::: Data for processing

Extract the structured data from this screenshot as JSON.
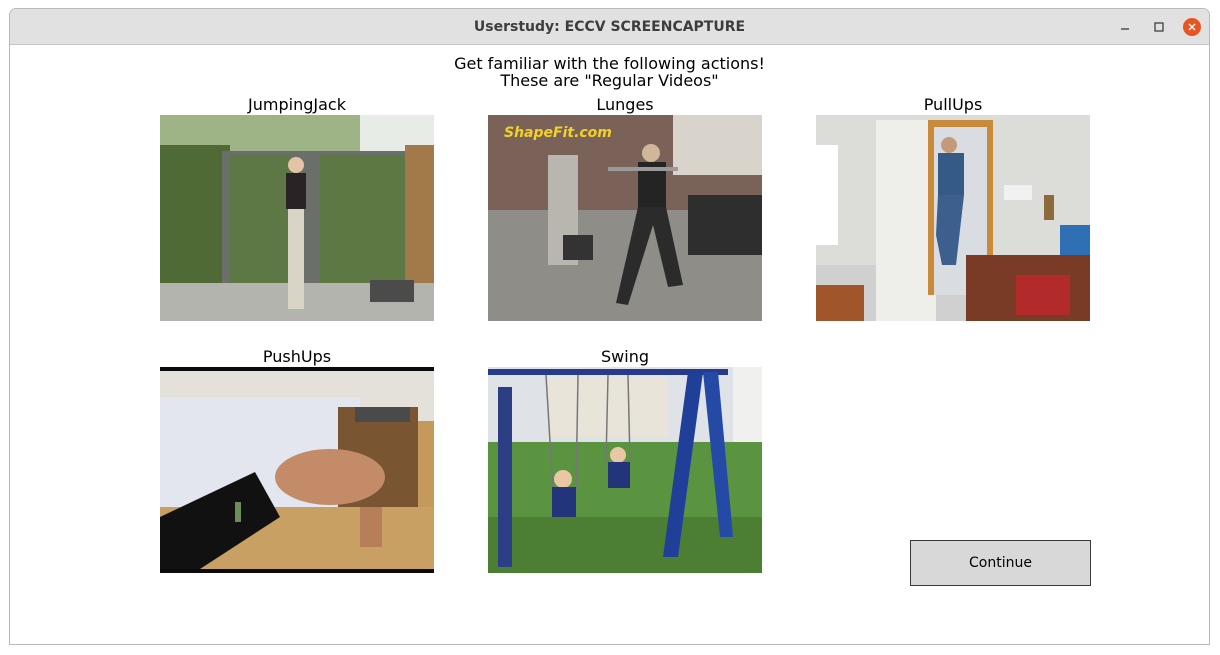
{
  "window": {
    "title": "Userstudy: ECCV SCREENCAPTURE",
    "controls": [
      "minimize-icon",
      "maximize-icon",
      "close-icon"
    ],
    "close_color": "#e95420"
  },
  "heading": {
    "line1": "Get familiar with the following actions!",
    "line2": "These are \"Regular Videos\""
  },
  "clips": [
    {
      "label": "JumpingJack"
    },
    {
      "label": "Lunges",
      "watermark": "ShapeFit.com"
    },
    {
      "label": "PullUps"
    },
    {
      "label": "PushUps"
    },
    {
      "label": "Swing"
    }
  ],
  "continue_label": "Continue"
}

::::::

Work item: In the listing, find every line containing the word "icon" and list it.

Written answer:
      "minimize-icon",
      "maximize-icon",
      "close-icon"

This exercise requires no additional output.